In that same tradition, that number is “cursed” because Judas Iscariot occupied that position at the Last Supper, in addition to the fact that the antichrist is mentioned in chapter 13 of the Book of Revelation. It is also said that witches gather in groups of 12 because the thirteenth place belongs to the Devil. All these, of course, are legends that give way to superstitions and, in the most extreme cases, irrational fears such as triskaidekaphobia.
What is triscaidecaphobia?
While there is no evidence that the number 13 has any kind of positive or negative influence on people’s lives, triskaidekaphobia is quite real. It is the irrational fear of the number 13. If you are a person with some degree of triskaidekaphobia, you would probably prefer not to sit in the 13th seat on a bus or stay on the 13th floor of a hotel. The phobia can be relatively common, and that is why the number is omitted when it comes to rooms, buildings, or airplane seats.

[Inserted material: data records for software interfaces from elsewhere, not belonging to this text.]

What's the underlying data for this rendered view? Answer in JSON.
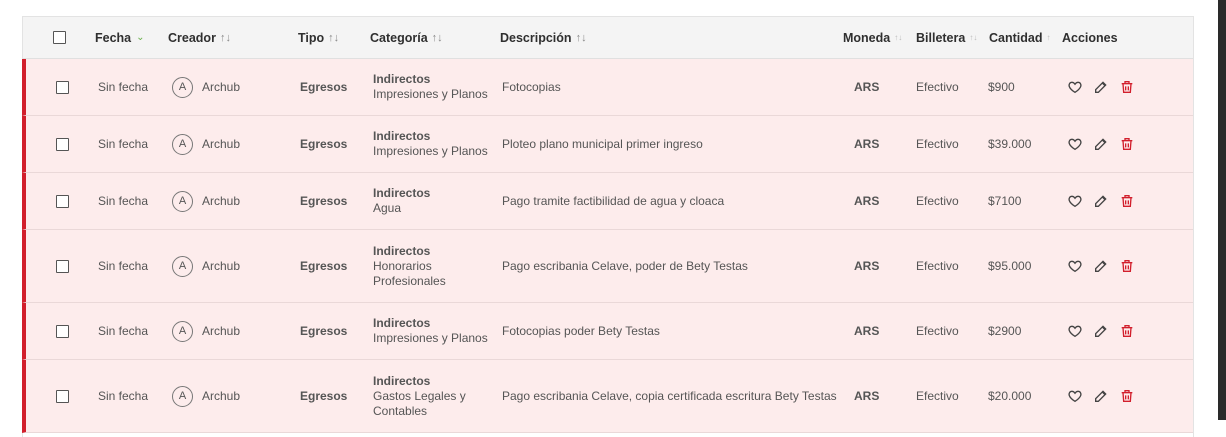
{
  "headers": {
    "fecha": "Fecha",
    "creador": "Creador",
    "tipo": "Tipo",
    "categoria": "Categoría",
    "descripcion": "Descripción",
    "moneda": "Moneda",
    "billetera": "Billetera",
    "cantidad": "Cantidad",
    "acciones": "Acciones"
  },
  "icons": {
    "sort": "sort-arrows-icon",
    "fecha_sort": "chevron-down-icon",
    "favorite": "heart-icon",
    "edit": "edit-icon",
    "delete": "trash-icon"
  },
  "colors": {
    "row_bg": "#fdecec",
    "row_accent": "#d21f2c",
    "delete": "#d21f2c",
    "sort_active": "#6ab04c"
  },
  "rows": [
    {
      "fecha": "Sin fecha",
      "avatar": "A",
      "creador": "Archub",
      "tipo": "Egresos",
      "cat_main": "Indirectos",
      "cat_sub": "Impresiones y Planos",
      "descripcion": "Fotocopias",
      "moneda": "ARS",
      "billetera": "Efectivo",
      "cantidad": "$900"
    },
    {
      "fecha": "Sin fecha",
      "avatar": "A",
      "creador": "Archub",
      "tipo": "Egresos",
      "cat_main": "Indirectos",
      "cat_sub": "Impresiones y Planos",
      "descripcion": "Ploteo plano municipal primer ingreso",
      "moneda": "ARS",
      "billetera": "Efectivo",
      "cantidad": "$39.000"
    },
    {
      "fecha": "Sin fecha",
      "avatar": "A",
      "creador": "Archub",
      "tipo": "Egresos",
      "cat_main": "Indirectos",
      "cat_sub": "Agua",
      "descripcion": "Pago tramite factibilidad de agua y cloaca",
      "moneda": "ARS",
      "billetera": "Efectivo",
      "cantidad": "$7100"
    },
    {
      "fecha": "Sin fecha",
      "avatar": "A",
      "creador": "Archub",
      "tipo": "Egresos",
      "cat_main": "Indirectos",
      "cat_sub": "Honorarios Profesionales",
      "descripcion": "Pago escribania Celave, poder de Bety Testas",
      "moneda": "ARS",
      "billetera": "Efectivo",
      "cantidad": "$95.000"
    },
    {
      "fecha": "Sin fecha",
      "avatar": "A",
      "creador": "Archub",
      "tipo": "Egresos",
      "cat_main": "Indirectos",
      "cat_sub": "Impresiones y Planos",
      "descripcion": "Fotocopias poder Bety Testas",
      "moneda": "ARS",
      "billetera": "Efectivo",
      "cantidad": "$2900"
    },
    {
      "fecha": "Sin fecha",
      "avatar": "A",
      "creador": "Archub",
      "tipo": "Egresos",
      "cat_main": "Indirectos",
      "cat_sub": "Gastos Legales y Contables",
      "descripcion": "Pago escribania Celave, copia certificada escritura Bety Testas",
      "moneda": "ARS",
      "billetera": "Efectivo",
      "cantidad": "$20.000"
    }
  ]
}
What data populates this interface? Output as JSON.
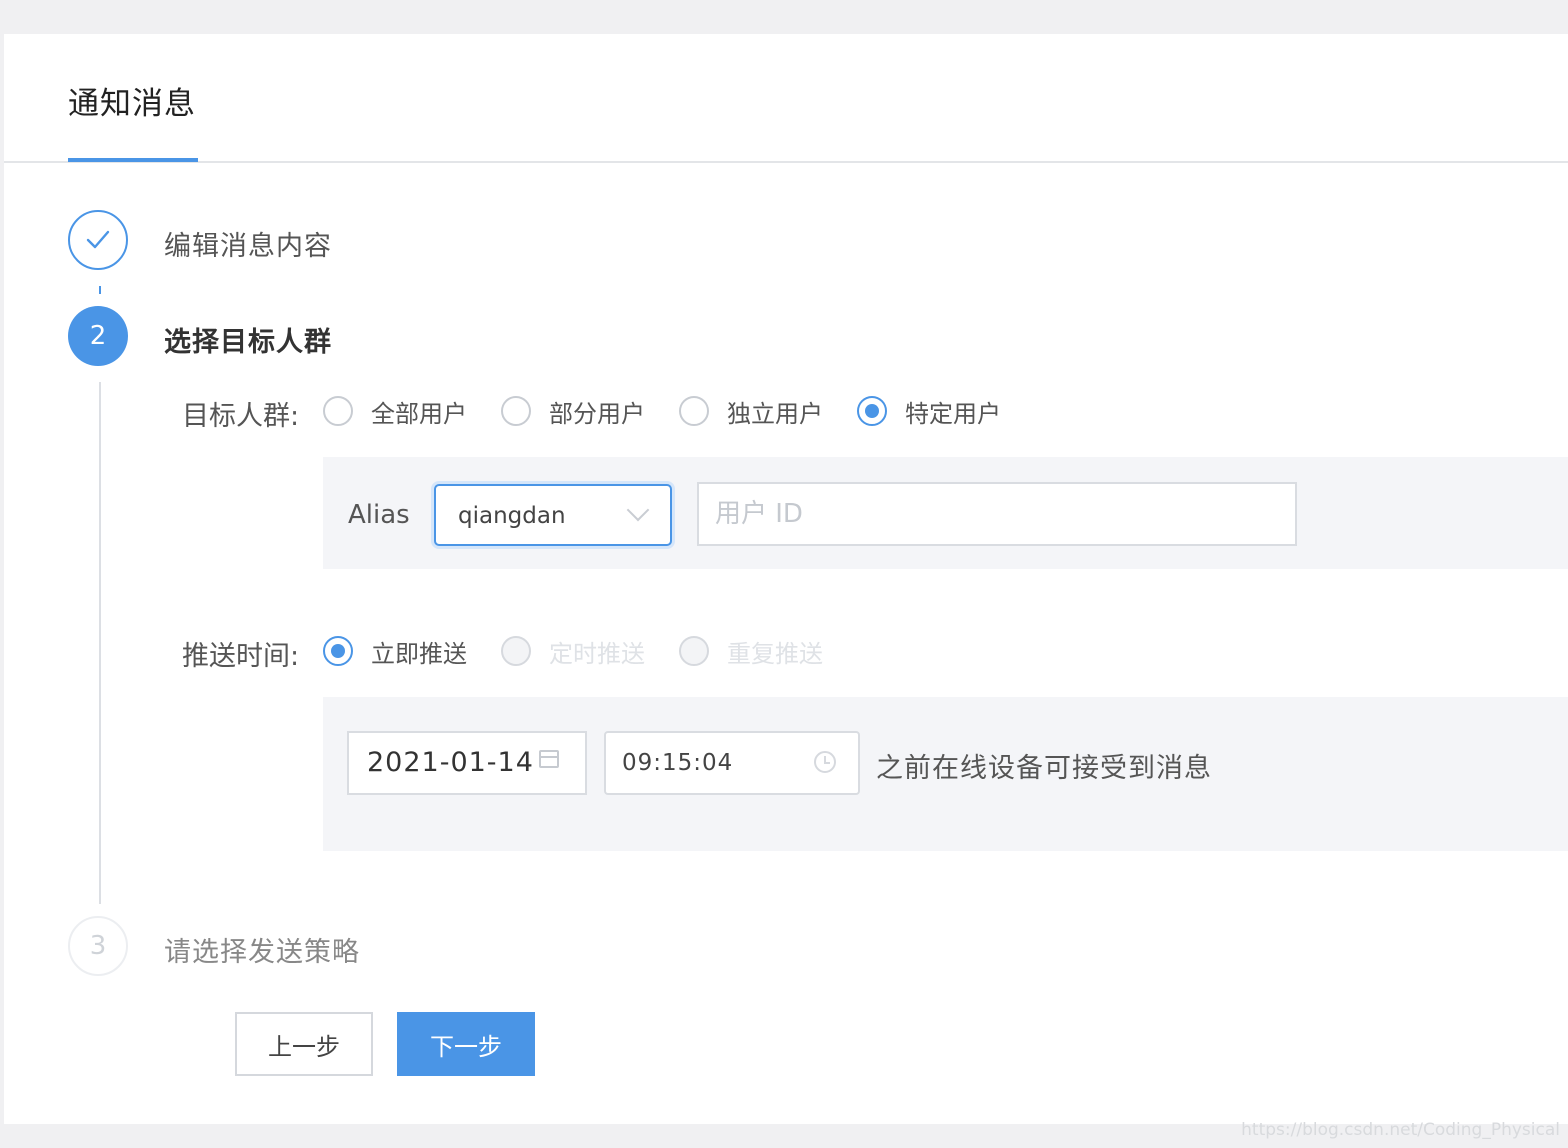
{
  "header": {
    "tab_title": "通知消息"
  },
  "colors": {
    "accent": "#4a95e6",
    "panel_background": "#ffffff",
    "page_background": "#f0f0f2",
    "section_background": "#f4f5f8"
  },
  "steps": [
    {
      "index_label": "",
      "status": "done",
      "icon": "check-icon",
      "title": "编辑消息内容"
    },
    {
      "index_label": "2",
      "status": "active",
      "title": "选择目标人群"
    },
    {
      "index_label": "3",
      "status": "pending",
      "title": "请选择发送策略"
    }
  ],
  "target": {
    "label": "目标人群:",
    "options": [
      {
        "label": "全部用户",
        "checked": false,
        "disabled": false
      },
      {
        "label": "部分用户",
        "checked": false,
        "disabled": false
      },
      {
        "label": "独立用户",
        "checked": false,
        "disabled": false
      },
      {
        "label": "特定用户",
        "checked": true,
        "disabled": false
      }
    ],
    "alias_label": "Alias",
    "alias_select_value": "qiangdan",
    "userid_placeholder": "用户 ID"
  },
  "push_time": {
    "label": "推送时间:",
    "options": [
      {
        "label": "立即推送",
        "checked": true,
        "disabled": false
      },
      {
        "label": "定时推送",
        "checked": false,
        "disabled": true
      },
      {
        "label": "重复推送",
        "checked": false,
        "disabled": true
      }
    ],
    "date_value": "2021-01-14",
    "time_value": "09:15:04",
    "hint": "之前在线设备可接受到消息"
  },
  "buttons": {
    "prev_label": "上一步",
    "next_label": "下一步"
  },
  "watermark": "https://blog.csdn.net/Coding_Physical"
}
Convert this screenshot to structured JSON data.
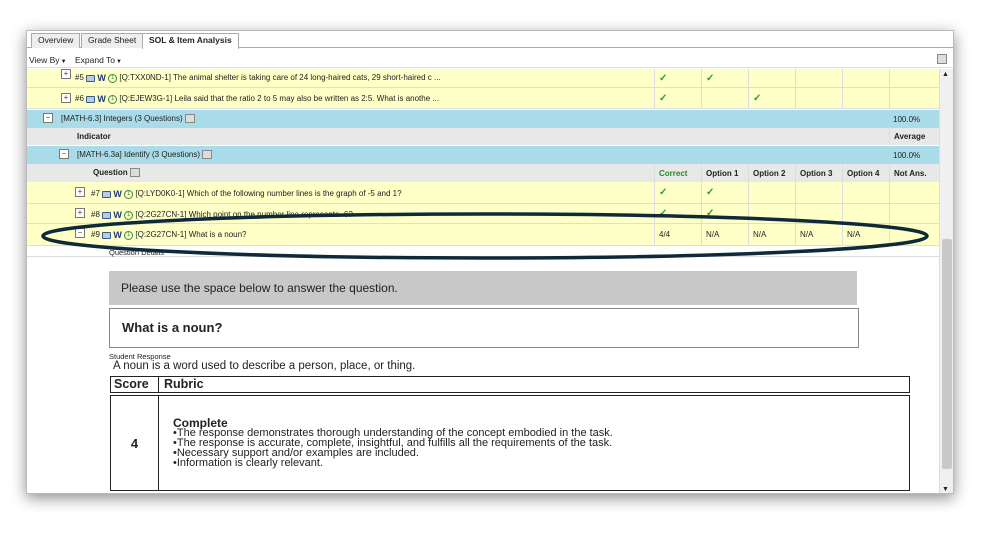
{
  "tabs": [
    {
      "label": "Overview",
      "active": false
    },
    {
      "label": "Grade Sheet",
      "active": false
    },
    {
      "label": "SOL & Item Analysis",
      "active": true
    }
  ],
  "toolbar": {
    "view_by": "View By",
    "expand_to": "Expand To"
  },
  "items": {
    "q5": {
      "num": "#5",
      "text": "[Q:TXX0ND-1] The animal shelter is taking care of 24 long-haired cats, 29 short-haired c ..."
    },
    "q6": {
      "num": "#6",
      "text": "[Q:EJEW3G-1] Leila said that the ratio 2 to 5 may also be written as 2:5. What is anothe ..."
    },
    "q7": {
      "num": "#7",
      "text": "[Q:LYD0K0-1] Which of the following number lines is the graph of -5 and 1?"
    },
    "q8": {
      "num": "#8",
      "text": "[Q:2G27CN-1] Which point on the number line represents -6?"
    },
    "q9": {
      "num": "#9",
      "text": "[Q:2G27CN-1] What is a noun?",
      "correct": "4/4",
      "opt1": "N/A",
      "opt2": "N/A",
      "opt3": "N/A",
      "opt4": "N/A"
    }
  },
  "math63": {
    "label": "[MATH-6.3] Integers (3 Questions)",
    "pct": "100.0%"
  },
  "indicator_header": {
    "indicator": "Indicator",
    "average": "Average"
  },
  "math63a": {
    "label": "[MATH-6.3a] Identify (3 Questions)",
    "pct": "100.0%"
  },
  "question_header": {
    "question": "Question",
    "correct": "Correct",
    "opt1": "Option 1",
    "opt2": "Option 2",
    "opt3": "Option 3",
    "opt4": "Option 4",
    "notans": "Not Ans."
  },
  "detail": {
    "section_label": "Question Details",
    "instruction": "Please use the space below to answer the question.",
    "question": "What is a noun?",
    "student_response_label": "Student Response",
    "student_response": "A noun is a word used to describe a person, place, or thing.",
    "score_header": "Score",
    "rubric_header": "Rubric",
    "score": "4",
    "rubric_title": "Complete",
    "rubric_lines": [
      "•The response demonstrates thorough understanding of the concept embodied in the task.",
      "•The response is accurate, complete, insightful, and fulfills all the requirements of the task.",
      "•Necessary support and/or examples are included.",
      "•Information is clearly relevant."
    ]
  },
  "colors": {
    "row_yellow": "#ffffc8",
    "row_blue": "#aadbe8",
    "check_green": "#2a9d2a",
    "oval": "#0e2a3a"
  },
  "icons": {
    "expand": "plus-box-icon",
    "collapse": "minus-box-icon",
    "computer": "computer-icon",
    "print": "printer-icon",
    "check": "checkmark-icon"
  }
}
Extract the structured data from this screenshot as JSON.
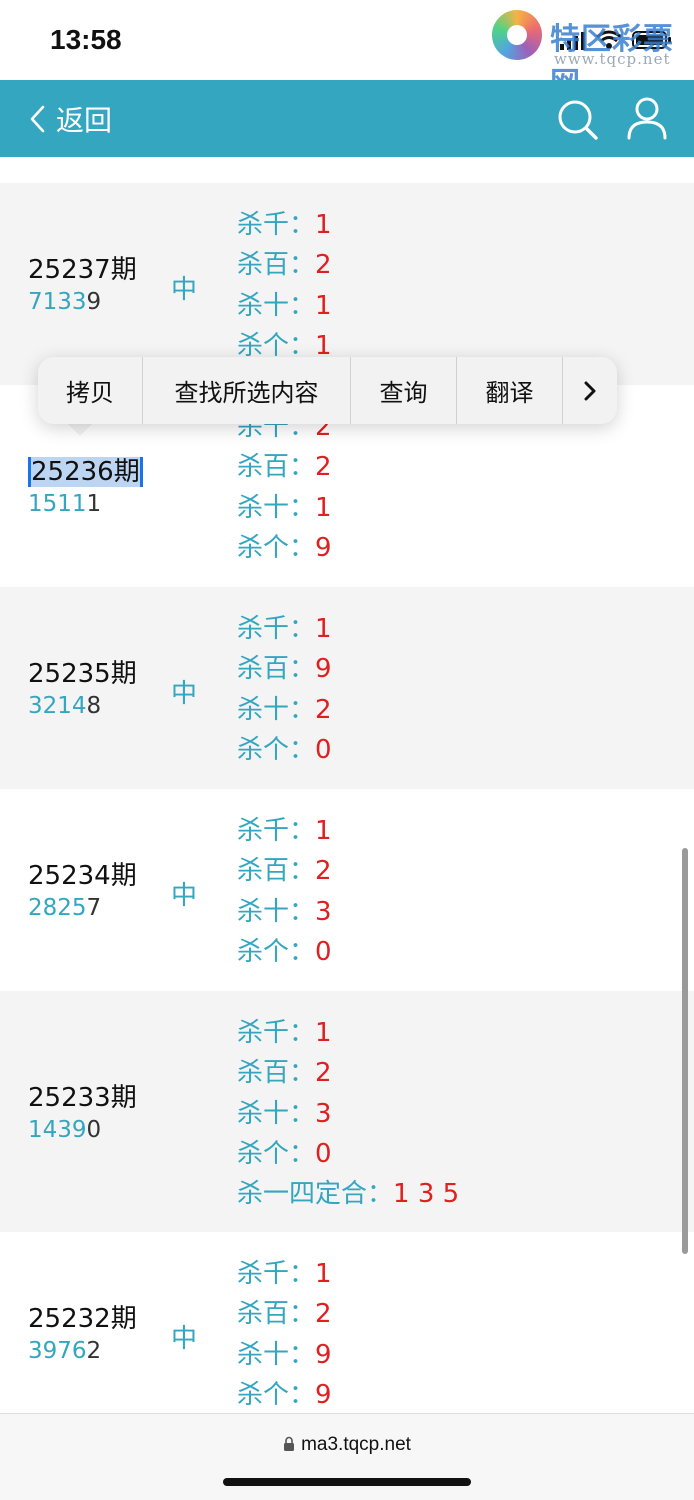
{
  "status": {
    "time": "13:58"
  },
  "watermark": {
    "title": "特区彩票网",
    "url": "www.tqcp.net"
  },
  "header": {
    "back_label": "返回"
  },
  "context_menu": {
    "items": [
      "拷贝",
      "查找所选内容",
      "查询",
      "翻译"
    ]
  },
  "rows": [
    {
      "period": "25237期",
      "nums_hi": "7133",
      "nums_last": "9",
      "mark": "中",
      "kills": [
        {
          "label": "杀千：",
          "value": "1"
        },
        {
          "label": "杀百：",
          "value": "2"
        },
        {
          "label": "杀十：",
          "value": "1"
        },
        {
          "label": "杀个：",
          "value": "1"
        }
      ]
    },
    {
      "period": "25236期",
      "nums_hi": "1511",
      "nums_last": "1",
      "mark": "",
      "kills": [
        {
          "label": "杀千：",
          "value": "2"
        },
        {
          "label": "杀百：",
          "value": "2"
        },
        {
          "label": "杀十：",
          "value": "1"
        },
        {
          "label": "杀个：",
          "value": "9"
        }
      ]
    },
    {
      "period": "25235期",
      "nums_hi": "3214",
      "nums_last": "8",
      "mark": "中",
      "kills": [
        {
          "label": "杀千：",
          "value": "1"
        },
        {
          "label": "杀百：",
          "value": "9"
        },
        {
          "label": "杀十：",
          "value": "2"
        },
        {
          "label": "杀个：",
          "value": "0"
        }
      ]
    },
    {
      "period": "25234期",
      "nums_hi": "2825",
      "nums_last": "7",
      "mark": "中",
      "kills": [
        {
          "label": "杀千：",
          "value": "1"
        },
        {
          "label": "杀百：",
          "value": "2"
        },
        {
          "label": "杀十：",
          "value": "3"
        },
        {
          "label": "杀个：",
          "value": "0"
        }
      ]
    },
    {
      "period": "25233期",
      "nums_hi": "1439",
      "nums_last": "0",
      "mark": "",
      "kills": [
        {
          "label": "杀千：",
          "value": "1"
        },
        {
          "label": "杀百：",
          "value": "2"
        },
        {
          "label": "杀十：",
          "value": "3"
        },
        {
          "label": "杀个：",
          "value": "0"
        },
        {
          "label": "杀一四定合：",
          "value": "1 3 5"
        }
      ]
    },
    {
      "period": "25232期",
      "nums_hi": "3976",
      "nums_last": "2",
      "mark": "中",
      "kills": [
        {
          "label": "杀千：",
          "value": "1"
        },
        {
          "label": "杀百：",
          "value": "2"
        },
        {
          "label": "杀十：",
          "value": "9"
        },
        {
          "label": "杀个：",
          "value": "9"
        }
      ]
    }
  ],
  "bottom": {
    "url": "ma3.tqcp.net"
  },
  "colors": {
    "accent": "#34a6c0",
    "value_red": "#e02020",
    "selection": "#1a73e8"
  }
}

Triskaidekaphobia is not to be confused with paraskevidekatriaphobia, which is the phobia of Friday the 13th (the day and probably also the 80s’ movie). The fear of Tuesday the 13th in Hispanic countries is called trezidavomartiophobia.
A notable triskaidekaphobia person was the German painter and composer Arnold Schönberg. He was the creator of the technique of dodecaphonism (series of 12 notes) and the leader of the Second Viennese School. It is said that Schönberg had an irrational fear of the number 13, something that had to do with the date of his birth: September 13, 1874. Coincidentally, the composer died on July 13, 1951.
Story originally published in Spanish in Cultura Colectiva